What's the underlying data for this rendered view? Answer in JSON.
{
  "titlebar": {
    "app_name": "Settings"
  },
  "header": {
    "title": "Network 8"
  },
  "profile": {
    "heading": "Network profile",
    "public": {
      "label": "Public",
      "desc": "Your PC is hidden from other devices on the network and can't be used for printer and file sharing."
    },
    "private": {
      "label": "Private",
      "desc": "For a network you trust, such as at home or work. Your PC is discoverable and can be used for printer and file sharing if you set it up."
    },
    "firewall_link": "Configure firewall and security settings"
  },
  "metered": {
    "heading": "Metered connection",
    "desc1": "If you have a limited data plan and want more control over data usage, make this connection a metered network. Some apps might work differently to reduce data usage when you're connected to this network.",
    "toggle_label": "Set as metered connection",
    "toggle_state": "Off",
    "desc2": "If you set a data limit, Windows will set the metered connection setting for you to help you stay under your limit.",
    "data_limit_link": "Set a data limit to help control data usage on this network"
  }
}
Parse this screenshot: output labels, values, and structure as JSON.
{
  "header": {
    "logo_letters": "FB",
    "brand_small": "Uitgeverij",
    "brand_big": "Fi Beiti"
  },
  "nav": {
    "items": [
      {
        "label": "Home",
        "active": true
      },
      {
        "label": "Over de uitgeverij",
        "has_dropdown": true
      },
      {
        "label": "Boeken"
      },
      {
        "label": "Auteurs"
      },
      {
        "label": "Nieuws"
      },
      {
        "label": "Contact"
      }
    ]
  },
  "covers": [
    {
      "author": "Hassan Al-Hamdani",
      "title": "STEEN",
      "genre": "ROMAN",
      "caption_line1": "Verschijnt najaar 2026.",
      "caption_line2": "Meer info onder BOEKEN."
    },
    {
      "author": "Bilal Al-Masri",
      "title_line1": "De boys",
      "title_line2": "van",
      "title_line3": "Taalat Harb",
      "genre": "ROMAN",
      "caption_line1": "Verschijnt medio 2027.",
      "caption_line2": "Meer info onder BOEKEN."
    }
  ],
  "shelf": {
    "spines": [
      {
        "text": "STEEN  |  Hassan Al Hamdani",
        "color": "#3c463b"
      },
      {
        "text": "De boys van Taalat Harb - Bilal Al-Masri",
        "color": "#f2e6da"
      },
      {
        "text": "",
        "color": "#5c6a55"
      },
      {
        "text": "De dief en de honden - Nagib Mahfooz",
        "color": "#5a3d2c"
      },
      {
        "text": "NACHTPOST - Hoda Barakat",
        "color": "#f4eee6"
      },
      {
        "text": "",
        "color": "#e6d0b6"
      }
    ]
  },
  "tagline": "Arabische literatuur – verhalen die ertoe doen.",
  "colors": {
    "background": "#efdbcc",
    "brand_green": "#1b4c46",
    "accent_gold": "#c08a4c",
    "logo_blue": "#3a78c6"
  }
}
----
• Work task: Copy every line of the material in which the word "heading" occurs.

• Expected answer:
    "heading": "Network profile",
    "heading": "Metered connection",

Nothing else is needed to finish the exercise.